By Mike McGrath in Farnborough
Unmanned aircraft may be flying passengers within the next 10-20 years, says the head of UAV technology provider Athena Technologies.
Dr David Vos made the prediction while introducing the company’s two new superlight navigation and sensor systems at the show. The Micro INS and the Micro GuideStar include GPS Inertial Navigational Systems (INS),and air data sensor system (ADAHRS). The Micro GuideStar also includes full flight control capability.
He said that technology similar to that provided in the cell phone-sized guidance systems, which weigh only 110g (4oz), will mean that in 10 years' time, UAVs will be common in commercial airspace.
The affordability and compact weight of the systems enables UAV manufacturers to use multiple identical systems in each UAV, so that in the event of damage or malfunction to one part of the system, identical auxiliary cells can take over to maintain the same functionality.
Micro systems already offer reliability at the level of triple and quadruple redundancy protection. “Distributed high levels of extra redundancy on aircraft enable it to maintain functionality if damaged, adding dramatically to safety,” Vos says.
The Micros are able to navigate and autonomously control drones, missiles and general aviation aircraft, but it is in the UAV field that they will offer the biggest developments, Vos says.
“Anything you can think of that a manned aircraft will do today; UAVs will do in the future. In years to come, unmanned passenger aircraft may be viewed in a similar way to that which unmanned airport shuttle trains are viewed today,” he says.
“The rate at which culture adopts new technology today is faster than ever.

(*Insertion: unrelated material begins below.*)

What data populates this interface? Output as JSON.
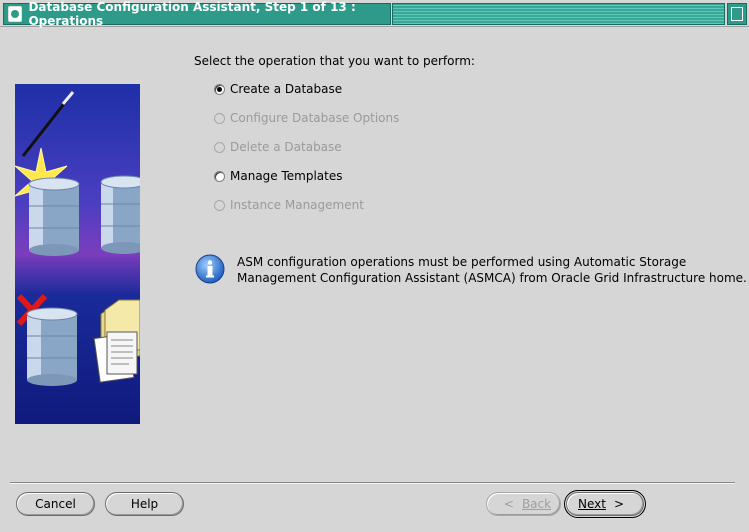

The young generation today are willing to adopt new developments at an incredibly fast rate, and this will speed up the rate at which this technology develops.”